Egyptian police have fired tear gas to disperse crowds of supporters of detained ex-leader Mohammed Morsi during a march in central Cairo.

Morsi supporters went to a government compound to protest at the appointment of army officers as local governors.

Local residents then clashed with the pro-Morsi crowds and both sides threw bottles and stones at each other, before security forces moved in.

The army deposed Mr Morsi in July and put in place an interim government.

Supporters of Mr Morsi, an Islamist leader who came from the Muslim Brotherhood movement, refuse to accept the new government and insist he must be reinstated.

They say the military overthrew a democratically elected government and is now attempting to entrench its power.

Six weeks after the army overthrew Mohammed Morsi of the Muslim Brotherhood, there is little sign of a solution to the political crisis. Supporters of Mr Morsi, who want him reinstated, are keeping up the pressure. They are standing their ground at their two sit-in camps in Cairo. And they are holding marches in the heart of the capital.

So far the authorities have not moved against the big Muslim Brotherhood protest camps at Cairo’s al-Nahda square and around Rabaa al-Adawiya mosque. It is understood that there are divisions in the government about how to tackle the camps. Some hardliners, concerned about losing face to the Muslim Brotherhood, want to move in and disperse the protesters, while others want to avoid bloodshed.

In one scenario, it is thought that security forces might surround both camps to restrict access and cut off supplies of food and water.
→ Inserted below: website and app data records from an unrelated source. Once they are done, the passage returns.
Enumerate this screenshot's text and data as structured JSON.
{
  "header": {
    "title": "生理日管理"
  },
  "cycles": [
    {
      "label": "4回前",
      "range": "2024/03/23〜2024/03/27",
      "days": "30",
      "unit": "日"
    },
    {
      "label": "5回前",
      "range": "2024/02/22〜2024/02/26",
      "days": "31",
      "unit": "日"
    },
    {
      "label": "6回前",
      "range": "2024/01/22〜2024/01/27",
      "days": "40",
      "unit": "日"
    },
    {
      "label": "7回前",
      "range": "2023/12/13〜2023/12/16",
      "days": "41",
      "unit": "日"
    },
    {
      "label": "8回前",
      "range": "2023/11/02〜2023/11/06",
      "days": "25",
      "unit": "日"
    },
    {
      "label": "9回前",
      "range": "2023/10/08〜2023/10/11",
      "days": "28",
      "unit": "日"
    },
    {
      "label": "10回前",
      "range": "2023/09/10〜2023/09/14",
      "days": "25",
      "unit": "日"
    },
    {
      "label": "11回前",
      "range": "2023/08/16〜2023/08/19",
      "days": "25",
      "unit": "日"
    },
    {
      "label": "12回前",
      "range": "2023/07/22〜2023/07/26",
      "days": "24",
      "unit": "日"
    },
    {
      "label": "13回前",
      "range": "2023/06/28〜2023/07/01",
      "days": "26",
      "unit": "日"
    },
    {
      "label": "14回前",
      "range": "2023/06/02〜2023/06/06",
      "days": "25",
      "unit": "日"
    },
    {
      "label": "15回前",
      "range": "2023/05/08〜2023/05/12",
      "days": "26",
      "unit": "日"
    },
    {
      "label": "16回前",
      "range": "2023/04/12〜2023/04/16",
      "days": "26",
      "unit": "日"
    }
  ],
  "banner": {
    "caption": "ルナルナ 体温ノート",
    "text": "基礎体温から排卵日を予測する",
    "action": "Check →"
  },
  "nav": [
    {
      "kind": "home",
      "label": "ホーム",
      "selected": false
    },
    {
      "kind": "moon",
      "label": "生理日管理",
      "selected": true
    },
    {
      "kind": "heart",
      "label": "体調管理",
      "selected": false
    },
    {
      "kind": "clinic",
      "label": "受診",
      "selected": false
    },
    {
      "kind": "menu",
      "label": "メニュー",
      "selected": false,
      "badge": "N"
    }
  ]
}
Sheikh Ahmed al-Tayyib, the grand imam of al-Azhar – Egypt’s top Islamic institution – has invited major figures to join a meeting of national reconciliation. But there is friction between him and the Muslim Brotherhood because the grand imam supported the military intervention to remove Mr Morsi.

Opponents of Mr Morsi say he used his year in power to dismantle secular, democratic institutions in order to increase the influence of Islam.

Deepening divisions

Tuesday’s trouble began when crowds of Mr Morsi’s supporters marched to an area of Cairo that houses several government buildings, and is also home to many people who oppose the Muslim Brotherhood.

The protesters were angry because at least 15 former military officers have been sworn in as local governors.

The demonstrators tried to get into a government compound, but were forced out and then clashed with local residents and police.

Women and children fled the scene, as both sides threw bottles and stones at each other.

Witnesses said residents pelted the demonstrators from balconies, taunting them by calling them terrorists.

Millions of Egyptians had protested in favour of Mr Morsi’s removal, but correspondents say his ousting appears to be deepening the divisions in Egyptian society.

His supporters have set up two camps in central Cairo, where they have been holding sit-ins.

The authorities threatened to remove the camps earlier this week, but then said they would delay the plan.

Graphic showing the approximate size of the protest camp at Rabaa al-Adawiya
(Source / 13.08.2013)